Data in this exercise:
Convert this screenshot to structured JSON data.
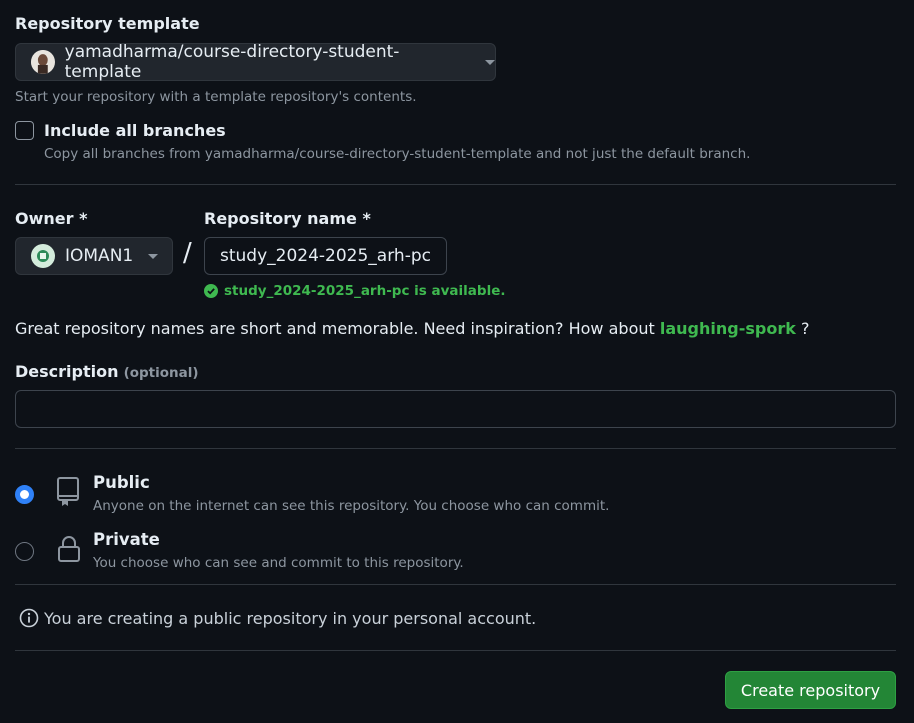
{
  "template": {
    "heading": "Repository template",
    "selected": "yamadharma/course-directory-student-template",
    "hint": "Start your repository with a template repository's contents."
  },
  "branches": {
    "label": "Include all branches",
    "description": "Copy all branches from yamadharma/course-directory-student-template and not just the default branch.",
    "checked": false
  },
  "owner": {
    "label": "Owner *",
    "value": "IOMAN1"
  },
  "separator": "/",
  "repo_name": {
    "label": "Repository name *",
    "value": "study_2024-2025_arh-pc",
    "availability": "study_2024-2025_arh-pc is available."
  },
  "suggestion": {
    "text": "Great repository names are short and memorable. Need inspiration? How about",
    "name": "laughing-spork",
    "suffix": "?"
  },
  "description": {
    "label": "Description",
    "optional": "(optional)",
    "value": ""
  },
  "visibility": {
    "public": {
      "label": "Public",
      "description": "Anyone on the internet can see this repository. You choose who can commit.",
      "selected": true
    },
    "private": {
      "label": "Private",
      "description": "You choose who can see and commit to this repository.",
      "selected": false
    }
  },
  "notice": "You are creating a public repository in your personal account.",
  "submit_label": "Create repository",
  "colors": {
    "background": "#0d1117",
    "accent_green": "#3fb950",
    "button_green": "#238636",
    "radio_blue": "#2f81f7"
  },
  "icons": {
    "template_avatar": "avatar-icon",
    "owner_avatar": "avatar-icon",
    "public": "repo-icon",
    "private": "lock-icon",
    "info": "info-icon",
    "check": "check-circle-icon"
  }
}
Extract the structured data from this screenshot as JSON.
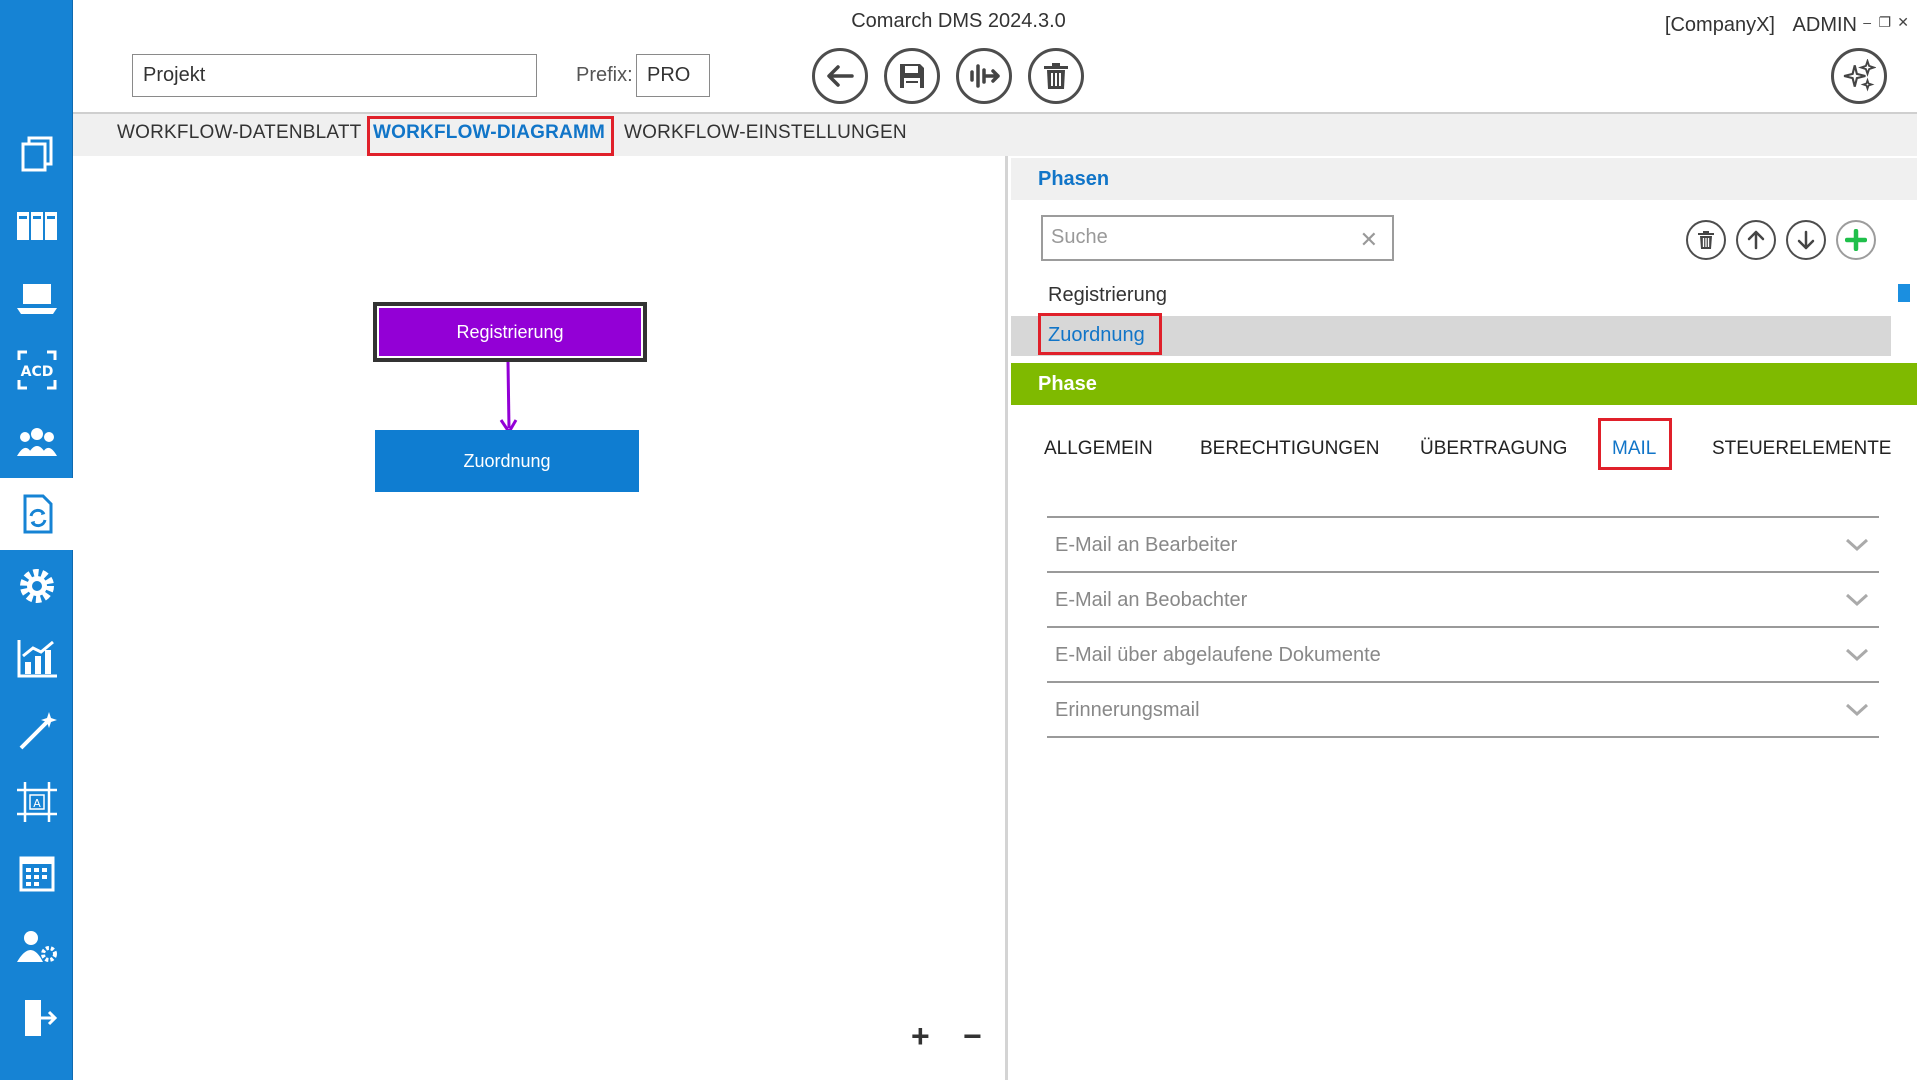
{
  "app": {
    "title": "Comarch DMS 2024.3.0",
    "company": "[CompanyX]",
    "user": "ADMIN",
    "win_min": "–",
    "win_max": "❐",
    "win_close": "✕"
  },
  "header": {
    "name_value": "Projekt",
    "prefix_label": "Prefix:",
    "prefix_value": "PRO"
  },
  "tabs": [
    {
      "label": "WORKFLOW-DATENBLATT"
    },
    {
      "label": "WORKFLOW-DIAGRAMM"
    },
    {
      "label": "WORKFLOW-EINSTELLUNGEN"
    }
  ],
  "diagram": {
    "nodes": [
      {
        "label": "Registrierung",
        "color": "#9300d6"
      },
      {
        "label": "Zuordnung",
        "color": "#0f7dd1"
      }
    ],
    "zoom_in": "+",
    "zoom_out": "−"
  },
  "phasen": {
    "title": "Phasen",
    "search_placeholder": "Suche",
    "list": [
      "Registrierung",
      "Zuordnung"
    ]
  },
  "phase": {
    "title": "Phase",
    "tabs": [
      "ALLGEMEIN",
      "BERECHTIGUNGEN",
      "ÜBERTRAGUNG",
      "MAIL",
      "STEUERELEMENTE"
    ],
    "mail_sections": [
      "E-Mail an Bearbeiter",
      "E-Mail an Beobachter",
      "E-Mail über abgelaufene Dokumente",
      "Erinnerungsmail"
    ]
  },
  "colors": {
    "sidebar": "#1683d4",
    "accent": "#1175c8",
    "phase_bar": "#7fba00",
    "highlight": "#e0202a"
  }
}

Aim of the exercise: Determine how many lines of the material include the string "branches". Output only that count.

Finished exercise: 3